So you need to pay attention to that thermocline, and this can...it can get higher and higher up, and it could be only 7 feet deep, 6 feet deep in some lakes. This is why sometimes in the summertime, you can catch a bunch of fish really shallow during the heat of the day, the water temps are way up there. Why are the fish that shallow? Well, it's because that thermocline is really up there and there's no place else for them to go, even though it's not ideal, it doesn't have the ideal oxygen amount but below it is not at all, right? You can't get below that thermocline, they're not gonna live very long. So they will move up shallow if they have to. 
  
So you've got to pay attention to multiple factors and trying to figure out what positions the fish. The weed cover that's availability...available, the structure, the time of day, oxygen level and also the sun, that positions the fish a lot too.

 

Look for the shady areas.

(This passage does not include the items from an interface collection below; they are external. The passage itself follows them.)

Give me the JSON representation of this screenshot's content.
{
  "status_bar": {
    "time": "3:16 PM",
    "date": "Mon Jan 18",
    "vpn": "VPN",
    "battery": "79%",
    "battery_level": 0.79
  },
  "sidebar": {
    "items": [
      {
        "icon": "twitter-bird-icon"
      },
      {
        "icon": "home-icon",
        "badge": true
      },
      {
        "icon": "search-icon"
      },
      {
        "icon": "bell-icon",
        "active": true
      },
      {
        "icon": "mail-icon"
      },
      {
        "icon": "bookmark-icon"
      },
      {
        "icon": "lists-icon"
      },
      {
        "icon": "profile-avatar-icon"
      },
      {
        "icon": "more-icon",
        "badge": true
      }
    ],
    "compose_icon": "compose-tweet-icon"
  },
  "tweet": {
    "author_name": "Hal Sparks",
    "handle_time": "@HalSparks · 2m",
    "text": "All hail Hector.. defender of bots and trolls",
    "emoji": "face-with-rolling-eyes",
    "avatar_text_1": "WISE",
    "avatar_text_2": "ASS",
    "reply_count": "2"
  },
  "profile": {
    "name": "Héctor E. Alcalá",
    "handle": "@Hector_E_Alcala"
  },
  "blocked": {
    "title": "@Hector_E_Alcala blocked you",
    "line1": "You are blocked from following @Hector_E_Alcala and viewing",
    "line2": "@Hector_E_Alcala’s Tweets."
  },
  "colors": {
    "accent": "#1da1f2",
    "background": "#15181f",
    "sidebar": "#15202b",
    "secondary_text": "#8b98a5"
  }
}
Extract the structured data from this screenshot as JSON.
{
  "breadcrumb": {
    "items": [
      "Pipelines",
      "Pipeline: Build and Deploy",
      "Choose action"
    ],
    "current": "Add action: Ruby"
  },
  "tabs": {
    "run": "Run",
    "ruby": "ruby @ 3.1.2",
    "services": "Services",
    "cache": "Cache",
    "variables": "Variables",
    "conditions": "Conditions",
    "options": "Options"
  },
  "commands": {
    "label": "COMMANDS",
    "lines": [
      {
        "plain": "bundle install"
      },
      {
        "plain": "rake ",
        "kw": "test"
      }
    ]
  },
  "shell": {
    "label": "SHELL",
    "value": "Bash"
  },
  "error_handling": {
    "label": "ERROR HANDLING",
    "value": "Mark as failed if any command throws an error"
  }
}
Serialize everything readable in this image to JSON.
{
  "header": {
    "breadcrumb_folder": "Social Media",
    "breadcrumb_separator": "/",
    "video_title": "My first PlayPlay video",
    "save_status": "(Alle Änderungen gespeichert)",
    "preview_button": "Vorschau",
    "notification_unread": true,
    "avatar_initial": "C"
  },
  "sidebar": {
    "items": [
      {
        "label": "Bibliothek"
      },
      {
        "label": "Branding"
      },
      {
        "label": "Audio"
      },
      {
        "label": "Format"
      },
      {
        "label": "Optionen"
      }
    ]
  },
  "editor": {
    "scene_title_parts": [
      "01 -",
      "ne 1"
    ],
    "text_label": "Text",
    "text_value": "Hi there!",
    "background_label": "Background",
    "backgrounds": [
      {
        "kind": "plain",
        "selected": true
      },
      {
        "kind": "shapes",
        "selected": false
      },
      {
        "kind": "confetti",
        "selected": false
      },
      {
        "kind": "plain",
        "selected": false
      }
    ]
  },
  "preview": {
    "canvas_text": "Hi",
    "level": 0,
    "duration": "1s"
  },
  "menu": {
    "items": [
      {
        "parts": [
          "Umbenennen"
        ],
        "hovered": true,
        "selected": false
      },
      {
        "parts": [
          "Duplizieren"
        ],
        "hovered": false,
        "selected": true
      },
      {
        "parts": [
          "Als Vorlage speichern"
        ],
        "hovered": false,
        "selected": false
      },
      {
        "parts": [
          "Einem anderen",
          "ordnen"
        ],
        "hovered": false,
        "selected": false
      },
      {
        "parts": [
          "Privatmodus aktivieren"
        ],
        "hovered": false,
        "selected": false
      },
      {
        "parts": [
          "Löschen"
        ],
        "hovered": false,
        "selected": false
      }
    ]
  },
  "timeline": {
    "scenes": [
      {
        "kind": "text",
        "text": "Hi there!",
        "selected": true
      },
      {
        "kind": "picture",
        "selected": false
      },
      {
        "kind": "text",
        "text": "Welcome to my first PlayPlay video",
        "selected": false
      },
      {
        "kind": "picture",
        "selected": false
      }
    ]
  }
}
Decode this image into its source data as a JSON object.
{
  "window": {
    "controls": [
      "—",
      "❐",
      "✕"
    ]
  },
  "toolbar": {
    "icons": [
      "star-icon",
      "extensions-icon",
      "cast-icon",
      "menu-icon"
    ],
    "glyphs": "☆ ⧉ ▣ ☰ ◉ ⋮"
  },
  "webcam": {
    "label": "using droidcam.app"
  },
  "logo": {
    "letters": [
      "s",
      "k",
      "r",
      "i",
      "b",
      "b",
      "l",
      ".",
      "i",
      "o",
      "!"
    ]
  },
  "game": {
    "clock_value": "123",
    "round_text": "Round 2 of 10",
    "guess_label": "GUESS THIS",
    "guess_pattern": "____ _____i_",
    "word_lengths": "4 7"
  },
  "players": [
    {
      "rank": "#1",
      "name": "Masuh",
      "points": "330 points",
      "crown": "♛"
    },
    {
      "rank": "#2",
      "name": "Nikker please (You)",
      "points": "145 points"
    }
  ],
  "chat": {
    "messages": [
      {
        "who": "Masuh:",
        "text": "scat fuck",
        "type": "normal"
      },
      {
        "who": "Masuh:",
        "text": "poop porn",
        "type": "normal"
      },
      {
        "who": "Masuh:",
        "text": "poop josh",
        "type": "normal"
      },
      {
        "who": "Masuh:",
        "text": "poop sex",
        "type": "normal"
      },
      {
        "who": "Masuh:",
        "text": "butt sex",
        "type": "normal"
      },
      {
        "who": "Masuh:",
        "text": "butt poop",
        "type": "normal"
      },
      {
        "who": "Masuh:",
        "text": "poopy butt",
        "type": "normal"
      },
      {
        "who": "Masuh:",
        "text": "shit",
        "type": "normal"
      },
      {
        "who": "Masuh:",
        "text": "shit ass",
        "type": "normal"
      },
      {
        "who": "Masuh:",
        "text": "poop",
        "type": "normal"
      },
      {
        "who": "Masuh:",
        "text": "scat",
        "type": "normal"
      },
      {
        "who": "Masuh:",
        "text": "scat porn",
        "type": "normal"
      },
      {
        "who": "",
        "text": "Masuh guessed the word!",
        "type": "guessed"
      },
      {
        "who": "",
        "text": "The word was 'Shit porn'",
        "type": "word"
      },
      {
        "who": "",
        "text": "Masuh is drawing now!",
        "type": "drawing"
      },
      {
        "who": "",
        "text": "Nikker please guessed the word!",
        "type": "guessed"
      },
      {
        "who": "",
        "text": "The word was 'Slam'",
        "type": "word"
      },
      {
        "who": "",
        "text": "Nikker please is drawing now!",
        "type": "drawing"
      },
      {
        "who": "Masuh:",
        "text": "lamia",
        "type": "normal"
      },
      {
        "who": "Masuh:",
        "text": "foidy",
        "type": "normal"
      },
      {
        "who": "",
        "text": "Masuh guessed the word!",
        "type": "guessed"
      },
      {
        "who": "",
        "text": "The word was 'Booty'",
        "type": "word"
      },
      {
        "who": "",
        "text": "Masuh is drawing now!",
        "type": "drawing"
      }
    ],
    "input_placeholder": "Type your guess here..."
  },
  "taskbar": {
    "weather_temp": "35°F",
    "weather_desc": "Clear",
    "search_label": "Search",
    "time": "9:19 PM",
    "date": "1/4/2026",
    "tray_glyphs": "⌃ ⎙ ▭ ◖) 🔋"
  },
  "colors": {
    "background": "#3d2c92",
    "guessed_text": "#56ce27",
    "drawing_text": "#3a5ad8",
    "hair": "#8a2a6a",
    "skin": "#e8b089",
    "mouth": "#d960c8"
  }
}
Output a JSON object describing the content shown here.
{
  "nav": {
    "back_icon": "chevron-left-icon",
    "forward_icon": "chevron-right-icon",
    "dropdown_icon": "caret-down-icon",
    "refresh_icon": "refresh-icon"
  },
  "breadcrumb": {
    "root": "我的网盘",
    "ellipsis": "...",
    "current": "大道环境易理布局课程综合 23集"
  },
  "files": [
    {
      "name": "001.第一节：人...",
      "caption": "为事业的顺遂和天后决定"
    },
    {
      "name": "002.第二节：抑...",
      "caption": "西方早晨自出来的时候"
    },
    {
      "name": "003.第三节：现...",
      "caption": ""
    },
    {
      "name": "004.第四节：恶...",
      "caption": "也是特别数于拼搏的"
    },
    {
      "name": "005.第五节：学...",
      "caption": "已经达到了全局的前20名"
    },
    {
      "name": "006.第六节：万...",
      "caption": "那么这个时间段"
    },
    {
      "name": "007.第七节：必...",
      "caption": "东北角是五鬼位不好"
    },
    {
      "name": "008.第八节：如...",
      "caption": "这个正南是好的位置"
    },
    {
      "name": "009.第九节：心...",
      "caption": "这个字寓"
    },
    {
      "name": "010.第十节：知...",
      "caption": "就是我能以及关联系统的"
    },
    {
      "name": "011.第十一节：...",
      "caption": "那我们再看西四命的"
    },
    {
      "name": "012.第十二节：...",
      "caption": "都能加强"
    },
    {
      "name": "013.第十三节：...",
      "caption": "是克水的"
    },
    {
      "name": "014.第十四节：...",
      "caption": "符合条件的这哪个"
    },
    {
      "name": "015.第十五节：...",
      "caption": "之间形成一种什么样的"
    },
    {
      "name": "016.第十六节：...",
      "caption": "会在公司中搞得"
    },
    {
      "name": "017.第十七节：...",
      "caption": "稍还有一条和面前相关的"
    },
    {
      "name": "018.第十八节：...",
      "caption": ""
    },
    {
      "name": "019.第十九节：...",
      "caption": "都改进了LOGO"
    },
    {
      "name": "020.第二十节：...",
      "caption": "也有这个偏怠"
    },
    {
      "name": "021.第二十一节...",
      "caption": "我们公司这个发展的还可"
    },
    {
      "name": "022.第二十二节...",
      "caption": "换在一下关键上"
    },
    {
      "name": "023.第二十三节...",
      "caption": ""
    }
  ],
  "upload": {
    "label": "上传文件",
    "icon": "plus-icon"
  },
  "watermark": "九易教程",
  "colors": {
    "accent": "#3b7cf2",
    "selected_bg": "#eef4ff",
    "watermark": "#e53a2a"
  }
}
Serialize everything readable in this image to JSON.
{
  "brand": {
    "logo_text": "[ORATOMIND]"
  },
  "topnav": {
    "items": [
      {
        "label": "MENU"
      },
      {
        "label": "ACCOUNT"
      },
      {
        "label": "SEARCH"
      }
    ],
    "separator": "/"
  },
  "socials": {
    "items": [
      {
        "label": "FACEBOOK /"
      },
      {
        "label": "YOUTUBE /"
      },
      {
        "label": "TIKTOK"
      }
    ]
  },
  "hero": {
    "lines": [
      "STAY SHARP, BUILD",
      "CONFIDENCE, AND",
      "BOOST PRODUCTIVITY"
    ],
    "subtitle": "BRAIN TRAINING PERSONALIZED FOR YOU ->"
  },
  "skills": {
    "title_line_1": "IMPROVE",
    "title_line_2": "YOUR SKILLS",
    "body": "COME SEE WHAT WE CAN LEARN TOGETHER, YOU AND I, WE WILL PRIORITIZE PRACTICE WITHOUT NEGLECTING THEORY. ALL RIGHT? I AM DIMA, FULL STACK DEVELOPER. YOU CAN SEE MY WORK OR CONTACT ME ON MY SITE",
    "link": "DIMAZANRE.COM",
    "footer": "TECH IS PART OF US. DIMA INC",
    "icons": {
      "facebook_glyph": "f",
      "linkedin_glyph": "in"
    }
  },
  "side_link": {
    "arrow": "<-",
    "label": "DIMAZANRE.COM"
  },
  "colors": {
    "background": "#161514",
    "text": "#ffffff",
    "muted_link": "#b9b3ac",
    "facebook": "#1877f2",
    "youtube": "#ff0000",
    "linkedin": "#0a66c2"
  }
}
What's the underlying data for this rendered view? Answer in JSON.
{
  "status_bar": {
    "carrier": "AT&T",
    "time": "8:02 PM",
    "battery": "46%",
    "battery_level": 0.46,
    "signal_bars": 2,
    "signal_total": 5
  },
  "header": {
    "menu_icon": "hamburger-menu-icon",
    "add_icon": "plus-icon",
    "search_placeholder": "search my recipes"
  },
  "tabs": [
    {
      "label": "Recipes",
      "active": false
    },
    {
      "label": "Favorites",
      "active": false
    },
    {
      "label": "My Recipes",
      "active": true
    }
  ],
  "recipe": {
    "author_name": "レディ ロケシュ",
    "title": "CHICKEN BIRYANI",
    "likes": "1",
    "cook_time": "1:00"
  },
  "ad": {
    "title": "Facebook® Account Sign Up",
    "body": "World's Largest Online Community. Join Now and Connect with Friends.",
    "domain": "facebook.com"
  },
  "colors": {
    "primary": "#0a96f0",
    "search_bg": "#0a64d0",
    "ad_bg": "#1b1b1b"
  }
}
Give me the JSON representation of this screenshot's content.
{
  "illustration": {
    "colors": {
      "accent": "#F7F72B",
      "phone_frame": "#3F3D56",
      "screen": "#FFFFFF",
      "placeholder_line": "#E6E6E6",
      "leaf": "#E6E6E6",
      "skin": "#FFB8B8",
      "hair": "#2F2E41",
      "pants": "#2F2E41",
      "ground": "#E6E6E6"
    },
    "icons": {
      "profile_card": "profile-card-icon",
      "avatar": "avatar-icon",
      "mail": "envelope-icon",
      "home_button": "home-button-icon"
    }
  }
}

If you fish say docks and you're fishing in the morning, you're catching fish on one side of the docks, pay close attention, lot of times that's the shady area of the dock, while as the day progresses, that shade is gonna shift as that sun moves through the sky, that's gonna reposition those fish or they might be on bushes or trees or what have you. Pay attention to where that shade is as it moves throughout the day and you can stay on top of those fish. So those are some of the tips for summer fishing. I hope those help. For more tips and tricks like this, visit BassResource.com.


Watch More How-To Fishing Videos